▸ **Task to carry out**
Go through the records and show each line where the word "this" occurs.

Records excerpted from a collection:
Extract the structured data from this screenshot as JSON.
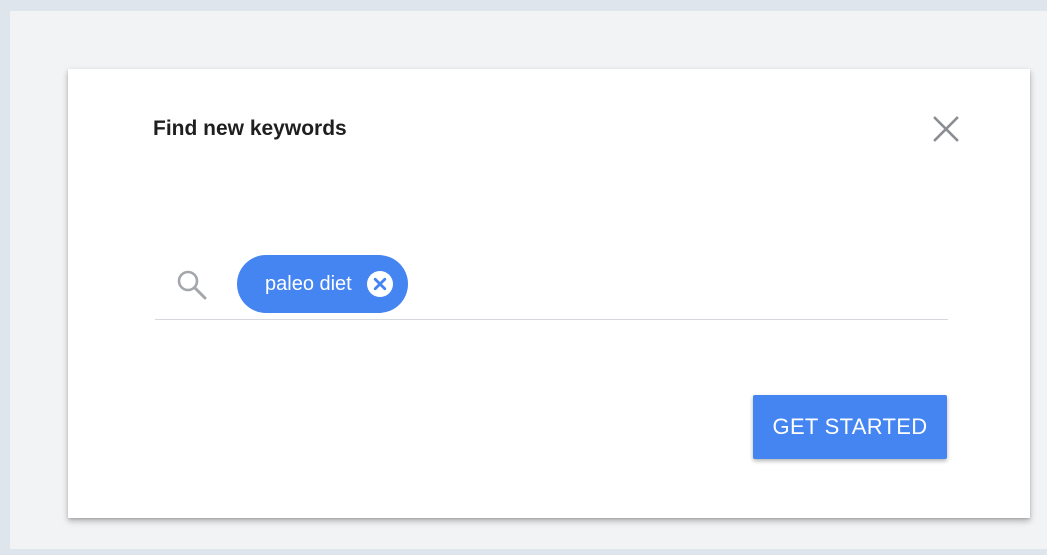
{
  "dialog": {
    "title": "Find new keywords",
    "close_icon": "close-icon"
  },
  "search": {
    "icon": "search-icon",
    "chips": [
      {
        "label": "paleo diet",
        "remove_icon": "clear-circle-icon"
      }
    ]
  },
  "actions": {
    "get_started_label": "GET STARTED"
  },
  "colors": {
    "accent": "#4485f2",
    "page_background": "#f2f3f5",
    "frame_border": "#dfe5ec",
    "dialog_background": "#ffffff",
    "title_text": "#1f1f1f",
    "icon_gray": "#8a8d91",
    "divider": "#d5d8dc"
  }
}
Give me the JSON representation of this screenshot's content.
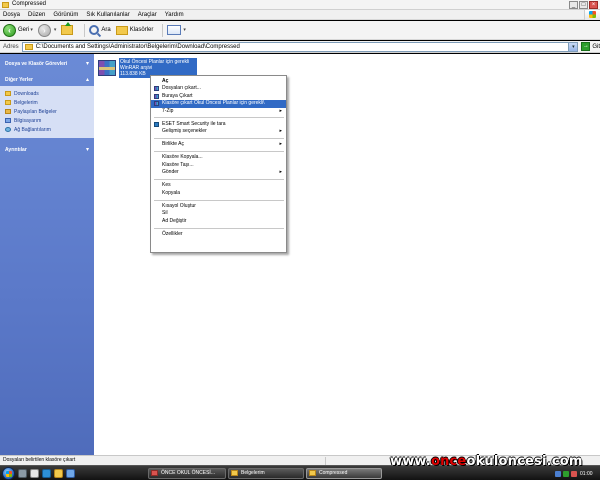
{
  "window": {
    "title": "Compressed"
  },
  "menubar": {
    "items": [
      "Dosya",
      "Düzen",
      "Görünüm",
      "Sık Kullanılanlar",
      "Araçlar",
      "Yardım"
    ]
  },
  "toolbar": {
    "back_label": "Geri",
    "search_label": "Ara",
    "folders_label": "Klasörler"
  },
  "address": {
    "label": "Adres",
    "path": "C:\\Documents and Settings\\Administrator\\Belgelerim\\Download\\Compressed",
    "go_label": "Git"
  },
  "sidebar": {
    "file_tasks_header": "Dosya ve Klasör Görevleri",
    "other_places_header": "Diğer Yerler",
    "other_places": [
      "Downloads",
      "Belgelerim",
      "Paylaşılan Belgeler",
      "Bilgisayarım",
      "Ağ Bağlantılarım"
    ],
    "details_header": "Ayrıntılar"
  },
  "file": {
    "name": "Okul Öncesi Planlar için gerekli",
    "type": "WinRAR arşivi",
    "size": "113.838 KB"
  },
  "context_menu": {
    "open": "Aç",
    "extract_files": "Dosyaları çıkart...",
    "extract_here": "Buraya Çıkart",
    "extract_to": "Klasöre çıkart Okul Öncesi Planlar için gerekli\\",
    "seven_zip": "7-Zip",
    "eset_scan": "ESET Smart Security ile tara",
    "advanced_options": "Gelişmiş seçenekler",
    "open_with": "Birlikte Aç",
    "copy_to_folder": "Klasöre Kopyala...",
    "move_to_folder": "Klasöre Taşı...",
    "send_to": "Gönder",
    "cut": "Kes",
    "copy": "Kopyala",
    "create_shortcut": "Kısayol Oluştur",
    "delete": "Sil",
    "rename": "Ad Değiştir",
    "properties": "Özellikler"
  },
  "statusbar": {
    "text": "Dosyaları belirtilen klasöre çıkart"
  },
  "taskbar": {
    "tasks": [
      "ÖNCE OKUL ÖNCESİ...",
      "Belgelerim",
      "Compressed"
    ],
    "clock": "01:00"
  },
  "watermark": {
    "prefix": "www.",
    "highlight": "once",
    "suffix": "okuloncesi.com"
  }
}
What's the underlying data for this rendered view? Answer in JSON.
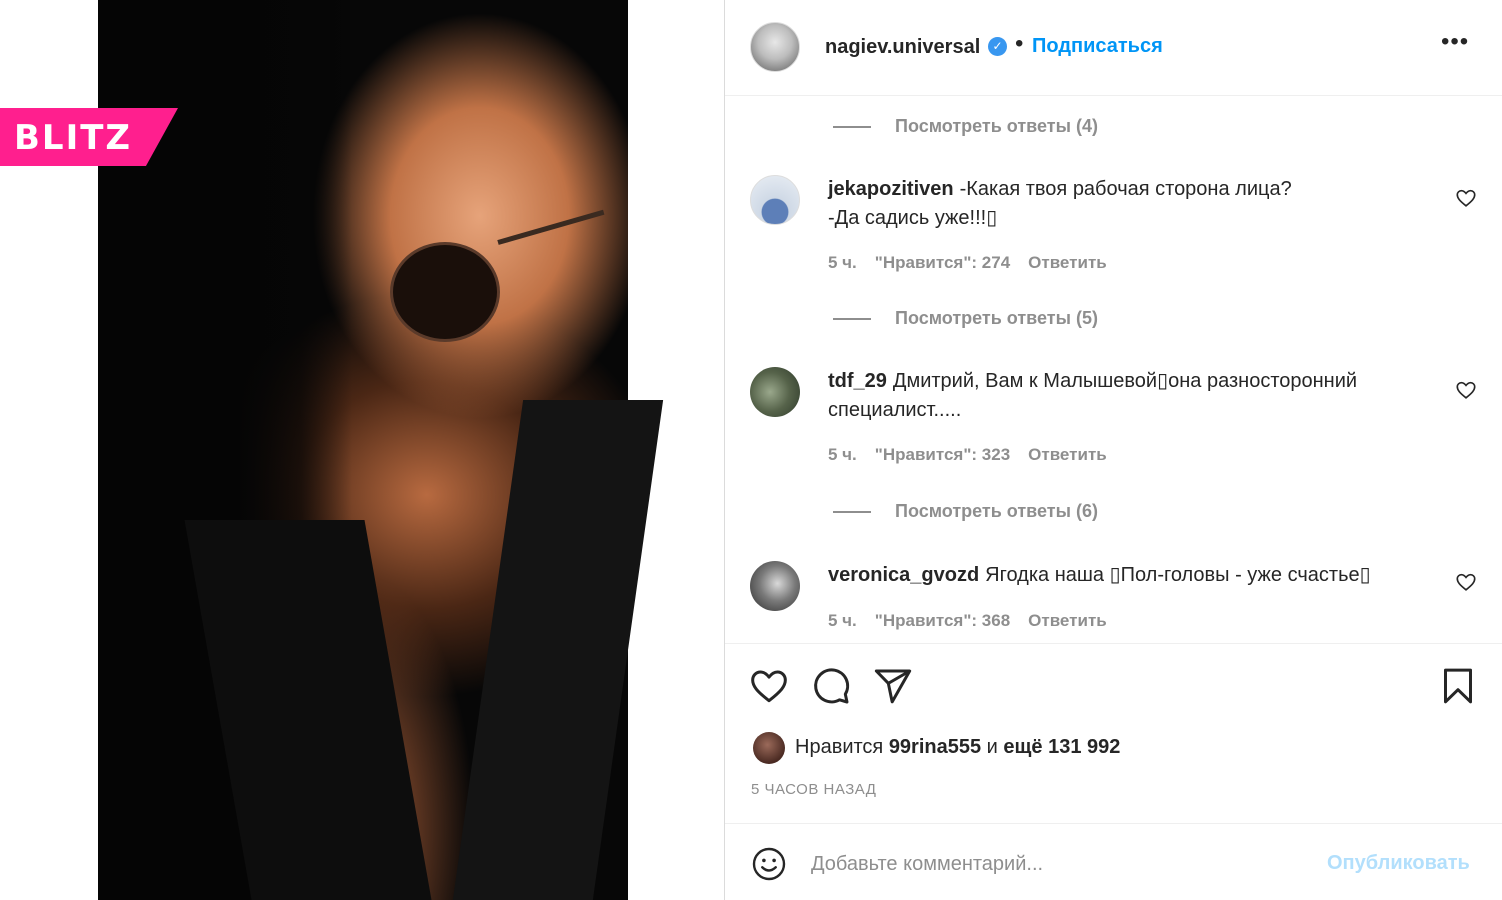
{
  "logo": {
    "text": "BLITZ"
  },
  "post": {
    "author": "nagiev.universal",
    "separator": "•",
    "follow_label": "Подписаться",
    "more_label": "•••"
  },
  "comments": [
    {
      "replies_label": "Посмотреть ответы (4)"
    },
    {
      "user": "jekapozitiven",
      "text_line1": "-Какая твоя рабочая сторона лица?",
      "text_line2": "-Да садись уже!!!▯",
      "time": "5 ч.",
      "likes": "\"Нравится\": 274",
      "reply": "Ответить",
      "replies_label": "Посмотреть ответы (5)"
    },
    {
      "user": "tdf_29",
      "text_line1": "Дмитрий, Вам к Малышевой▯она разносторонний",
      "text_line2": "специалист.....",
      "time": "5 ч.",
      "likes": "\"Нравится\": 323",
      "reply": "Ответить",
      "replies_label": "Посмотреть ответы (6)"
    },
    {
      "user": "veronica_gvozd",
      "text_line1": "Ягодка наша ▯Пол-головы - уже счастье▯",
      "time": "5 ч.",
      "likes": "\"Нравится\": 368",
      "reply": "Ответить"
    }
  ],
  "likes_summary": {
    "prefix": "Нравится ",
    "user": "99rina555",
    "middle": " и ",
    "count": "ещё 131 992"
  },
  "timestamp": "5 ЧАСОВ НАЗАД",
  "comment_box": {
    "placeholder": "Добавьте комментарий...",
    "publish_label": "Опубликовать"
  },
  "colors": {
    "brand_pink": "#ff1f8e",
    "link_blue": "#0095f6",
    "publish_disabled": "#b2dffc",
    "muted": "#8e8e8e"
  },
  "icons": [
    "verified-badge-icon",
    "heart-icon",
    "comment-icon",
    "share-icon",
    "bookmark-icon",
    "emoji-icon",
    "more-icon"
  ]
}
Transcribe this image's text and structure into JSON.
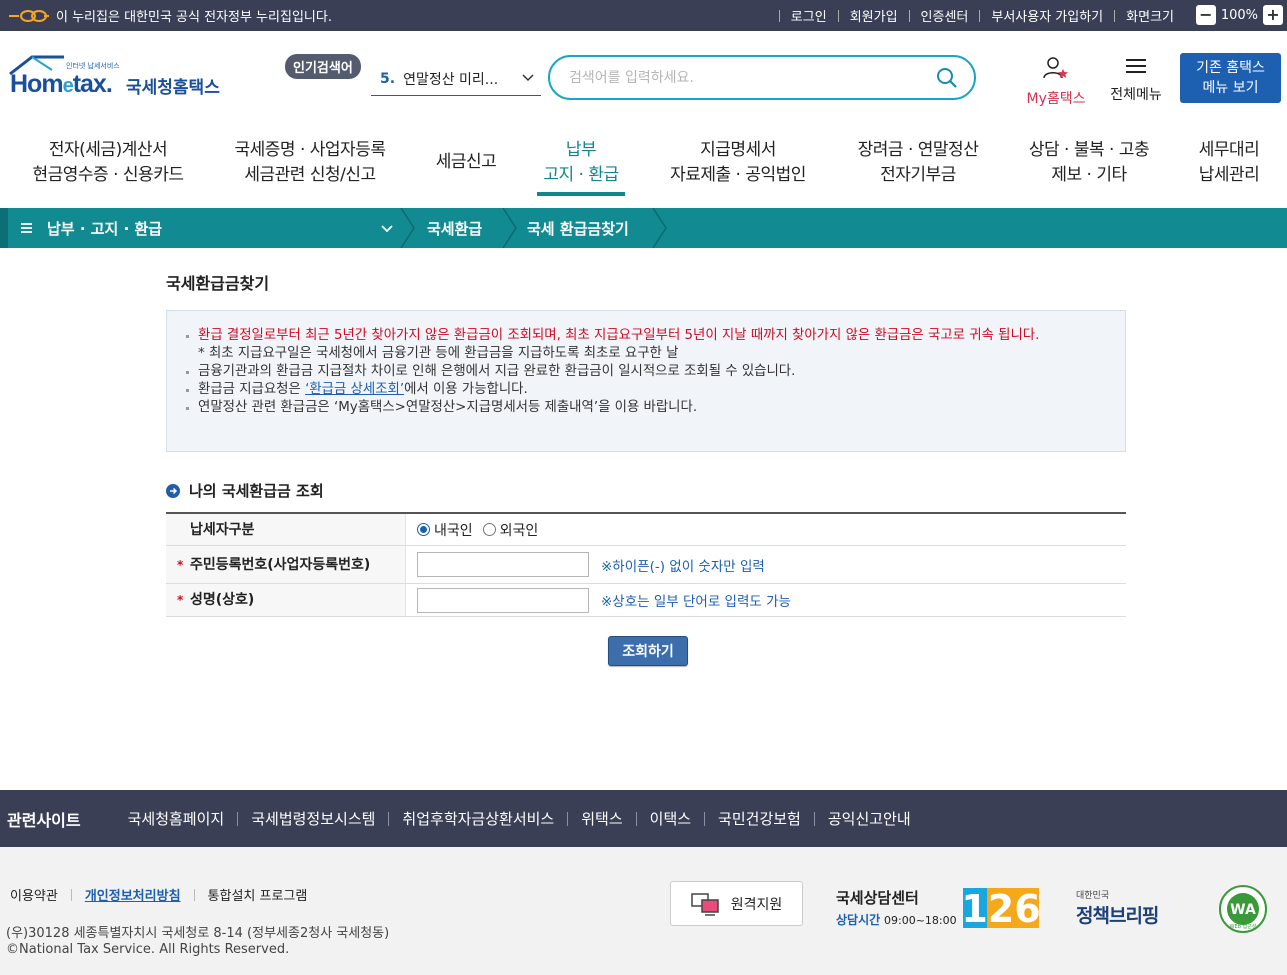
{
  "gov_bar": {
    "text": "이 누리집은 대한민국 공식 전자정부 누리집입니다.",
    "links": [
      "로그인",
      "회원가입",
      "인증센터",
      "부서사용자 가입하기",
      "화면크기"
    ],
    "zoom": "100%"
  },
  "header": {
    "logo_tag": "인터넷 납세서비스",
    "logo_en_a": "Hom",
    "logo_en_e": "e",
    "logo_en_b": "tax.",
    "logo_kr": "국세청홈택스",
    "popular_badge": "인기검색어",
    "popular_num": "5.",
    "popular_text": "연말정산 미리...",
    "search_placeholder": "검색어를 입력하세요.",
    "my_home": "My홈택스",
    "all_menu": "전체메뉴",
    "old_menu_1": "기존 홈택스",
    "old_menu_2": "메뉴 보기"
  },
  "gnb": [
    {
      "l1": "전자(세금)계산서",
      "l2": "현금영수증 · 신용카드"
    },
    {
      "l1": "국세증명 · 사업자등록",
      "l2": "세금관련 신청/신고"
    },
    {
      "l1": "세금신고",
      "l2": ""
    },
    {
      "l1": "납부",
      "l2": "고지 · 환급"
    },
    {
      "l1": "지급명세서",
      "l2": "자료제출 · 공익법인"
    },
    {
      "l1": "장려금 · 연말정산",
      "l2": "전자기부금"
    },
    {
      "l1": "상담 · 불복 · 고충",
      "l2": "제보 · 기타"
    },
    {
      "l1": "세무대리",
      "l2": "납세관리"
    }
  ],
  "breadcrumb": {
    "menu": "납부 · 고지 · 환급",
    "level2": "국세환급",
    "level3": "국세 환급금찾기"
  },
  "page": {
    "title": "국세환급금찾기",
    "notice_1": "환급 결정일로부터 최근 5년간 찾아가지 않은 환급금이 조회되며, 최초 지급요구일부터 5년이 지날 때까지 찾아가지 않은 환급금은 국고로 귀속",
    "notice_1b": "됩니다.",
    "notice_sub": "* 최초 지급요구일은 국세청에서 금융기관 등에 환급금을 지급하도록 최초로 요구한 날",
    "notice_2": "금융기관과의 환급금 지급절차 차이로 인해 은행에서 지급 완료한 환급금이 일시적으로 조회될 수 있습니다.",
    "notice_3_pre": "환급금 지급요청은 ",
    "notice_3_link": "‘환급금 상세조회’",
    "notice_3_post": "에서 이용 가능합니다.",
    "notice_4": "연말정산 관련 환급금은 ‘My홈택스>연말정산>지급명세서등 제출내역’을 이용 바랍니다.",
    "section_title": "나의 국세환급금 조회",
    "row1_label": "납세자구분",
    "radio_domestic": "내국인",
    "radio_foreign": "외국인",
    "row2_label": "주민등록번호(사업자등록번호)",
    "row2_hint": "※하이픈(-) 없이 숫자만 입력",
    "row3_label": "성명(상호)",
    "row3_hint": "※상호는 일부 단어로 입력도 가능",
    "search_button": "조회하기"
  },
  "related": {
    "title": "관련사이트",
    "links": [
      "국세청홈페이지",
      "국세법령정보시스템",
      "취업후학자금상환서비스",
      "위택스",
      "이택스",
      "국민건강보험",
      "공익신고안내"
    ]
  },
  "footer": {
    "links": [
      "이용약관",
      "개인정보처리방침",
      "통합설치 프로그램"
    ],
    "address": "(우)30128 세종특별자치시 국세청로 8-14 (정부세종2청사 국세청동)",
    "copyright": "©National Tax Service. All Rights Reserved.",
    "remote": "원격지원",
    "cc_title": "국세상담센터",
    "cc_hours_label": "상담시간",
    "cc_hours": "09:00~18:00",
    "cc_number": "126",
    "policy_small": "대한민국",
    "policy_big": "정책브리핑",
    "wa_text": "WA",
    "wa_sub": "WEB 접근성"
  },
  "colors": {
    "gov_bar": "#3a3f56",
    "teal": "#128a92",
    "brand_blue": "#1d5fb1",
    "red": "#d10a1e"
  }
}
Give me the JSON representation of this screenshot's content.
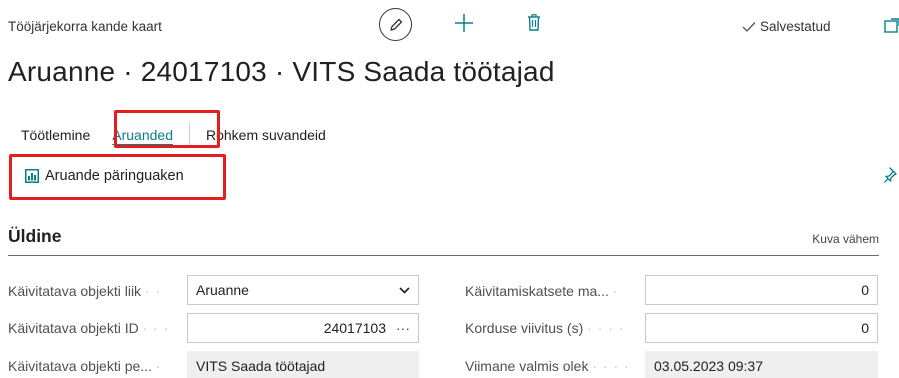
{
  "header": {
    "breadcrumb": "Tööjärjekorra kande kaart",
    "saved_label": "Salvestatud",
    "icons": [
      "edit-icon",
      "add-icon",
      "delete-icon",
      "checkmark-icon",
      "popout-icon"
    ]
  },
  "page_title": "Aruanne · 24017103 · VITS Saada töötajad",
  "tabs": {
    "processing": "Töötlemine",
    "reports": "Aruanded",
    "more": "Rohkem suvandeid"
  },
  "actions": {
    "request_page": "Aruande päringuaken"
  },
  "section": {
    "title": "Üldine",
    "show_less": "Kuva vähem"
  },
  "fields": {
    "object_type": {
      "label": "Käivitatava objekti liik",
      "value": "Aruanne"
    },
    "object_id": {
      "label": "Käivitatava objekti ID",
      "value": "24017103",
      "lookup": "···"
    },
    "object_caption": {
      "label": "Käivitatava objekti pe...",
      "value": "VITS Saada töötajad"
    },
    "max_attempts": {
      "label": "Käivitamiskatsete ma...",
      "value": "0"
    },
    "rerun_delay": {
      "label": "Korduse viivitus (s)",
      "value": "0"
    },
    "last_ready_state": {
      "label": "Viimane valmis olek",
      "value": "03.05.2023 09:37"
    }
  },
  "colors": {
    "accent": "#0a7f8a",
    "highlight": "#e41e1e"
  }
}
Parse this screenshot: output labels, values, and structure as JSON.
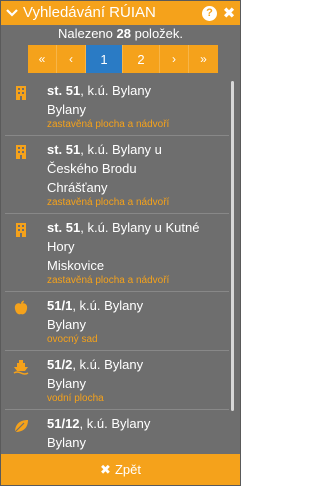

▸ **Exercise answer**
Extract the structured data from this screenshot as JSON.
Give me the JSON representation of this screenshot's content.
What's the underlying data for this rendered view? Answer in JSON.
Transcribe this image's text and structure into JSON.
Give me the JSON representation of this screenshot's content.
Parse this screenshot: output labels, values, and structure as JSON.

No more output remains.